What you should do
Word for word, restate the entries below, but exclude the images.

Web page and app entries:

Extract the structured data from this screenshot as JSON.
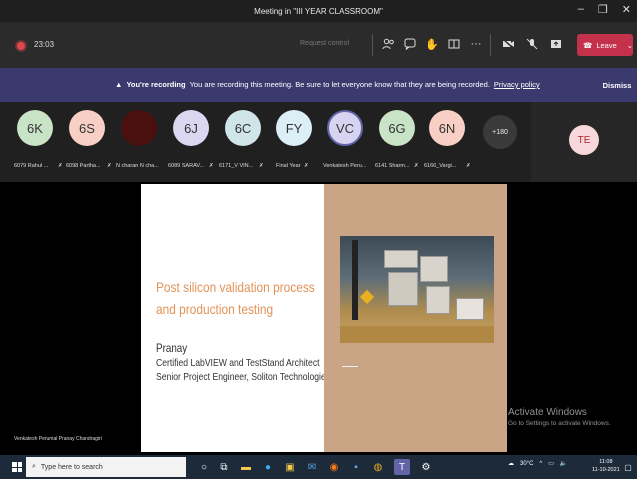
{
  "window": {
    "title": "Meeting in \"III YEAR CLASSROOM\""
  },
  "toolbar": {
    "timer": "23:03",
    "request_control": "Request control",
    "leave_label": "Leave"
  },
  "banner": {
    "heading": "You're recording",
    "message": "You are recording this meeting. Be sure to let everyone know that they are being recorded.",
    "link": "Privacy policy",
    "dismiss": "Dismiss"
  },
  "participants": [
    {
      "initials": "6K",
      "name": "6079 Rahul ...",
      "color": "#c9e3c6"
    },
    {
      "initials": "6S",
      "name": "6098 Partha...",
      "color": "#f7cfc4"
    },
    {
      "initials": "",
      "name": "N charan N cha...",
      "color": "#4a1010"
    },
    {
      "initials": "6J",
      "name": "6089 SARAV...",
      "color": "#dcd7f0"
    },
    {
      "initials": "6C",
      "name": "6171_V VIN...",
      "color": "#cfe5ea"
    },
    {
      "initials": "FY",
      "name": "Final Year",
      "color": "#dceef6"
    },
    {
      "initials": "VC",
      "name": "Venkatesh Peru...",
      "color": "#d9d3f2"
    },
    {
      "initials": "6G",
      "name": "6141 Sharm...",
      "color": "#c9e3c6"
    },
    {
      "initials": "6N",
      "name": "6166_Vargi...",
      "color": "#f7cfc4"
    }
  ],
  "more_participants": "+180",
  "self": {
    "initials": "TE",
    "color": "#f8d7dc"
  },
  "slide": {
    "title_line1": "Post silicon validation process",
    "title_line2": "and production testing",
    "presenter": "Pranay",
    "role1": "Certified LabVIEW and TestStand Architect",
    "role2": "Senior Project Engineer, Soliton Technologies"
  },
  "presenter_caption": "Venkatesh Perumal Pranay Chandragiri",
  "watermark": {
    "line1": "Activate Windows",
    "line2": "Go to Settings to activate Windows."
  },
  "taskbar": {
    "search_placeholder": "Type here to search",
    "temperature": "30°C",
    "time": "11:08",
    "date": "11-10-2021"
  },
  "colors": {
    "accent": "#6264a7",
    "leave": "#c4314b",
    "recording": "#e0474c"
  }
}
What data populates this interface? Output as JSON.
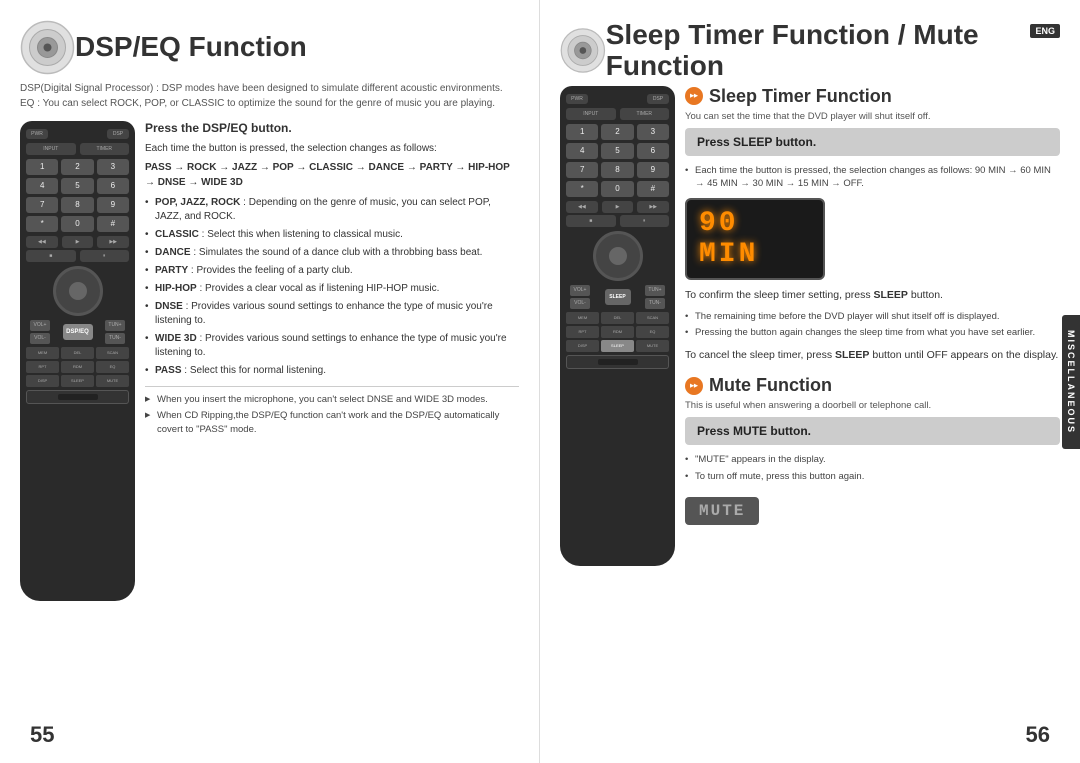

Result below
Extract the structured data from this screenshot as JSON.
{
  "window": {
    "title": "Meeting in \"III YEAR CLASSROOM\""
  },
  "toolbar": {
    "timer": "23:03",
    "request_control": "Request control",
    "leave_label": "Leave"
  },
  "banner": {
    "heading": "You're recording",
    "message": "You are recording this meeting. Be sure to let everyone know that they are being recorded.",
    "link": "Privacy policy",
    "dismiss": "Dismiss"
  },
  "participants": [
    {
      "initials": "6K",
      "name": "6079 Rahul ...",
      "color": "#c9e3c6"
    },
    {
      "initials": "6S",
      "name": "6098 Partha...",
      "color": "#f7cfc4"
    },
    {
      "initials": "",
      "name": "N charan N cha...",
      "color": "#4a1010"
    },
    {
      "initials": "6J",
      "name": "6089 SARAV...",
      "color": "#dcd7f0"
    },
    {
      "initials": "6C",
      "name": "6171_V VIN...",
      "color": "#cfe5ea"
    },
    {
      "initials": "FY",
      "name": "Final Year",
      "color": "#dceef6"
    },
    {
      "initials": "VC",
      "name": "Venkatesh Peru...",
      "color": "#d9d3f2"
    },
    {
      "initials": "6G",
      "name": "6141 Sharm...",
      "color": "#c9e3c6"
    },
    {
      "initials": "6N",
      "name": "6166_Vargi...",
      "color": "#f7cfc4"
    }
  ],
  "more_participants": "+180",
  "self": {
    "initials": "TE",
    "color": "#f8d7dc"
  },
  "slide": {
    "title_line1": "Post silicon validation process",
    "title_line2": "and production testing",
    "presenter": "Pranay",
    "role1": "Certified LabVIEW and TestStand Architect",
    "role2": "Senior Project Engineer, Soliton Technologies"
  },
  "presenter_caption": "Venkatesh Perumal Pranay Chandragiri",
  "watermark": {
    "line1": "Activate Windows",
    "line2": "Go to Settings to activate Windows."
  },
  "taskbar": {
    "search_placeholder": "Type here to search",
    "temperature": "30°C",
    "time": "11:08",
    "date": "11-10-2021"
  },
  "colors": {
    "accent": "#6264a7",
    "leave": "#c4314b",
    "recording": "#e0474c"
  }
}
What data populates this interface? Output as JSON.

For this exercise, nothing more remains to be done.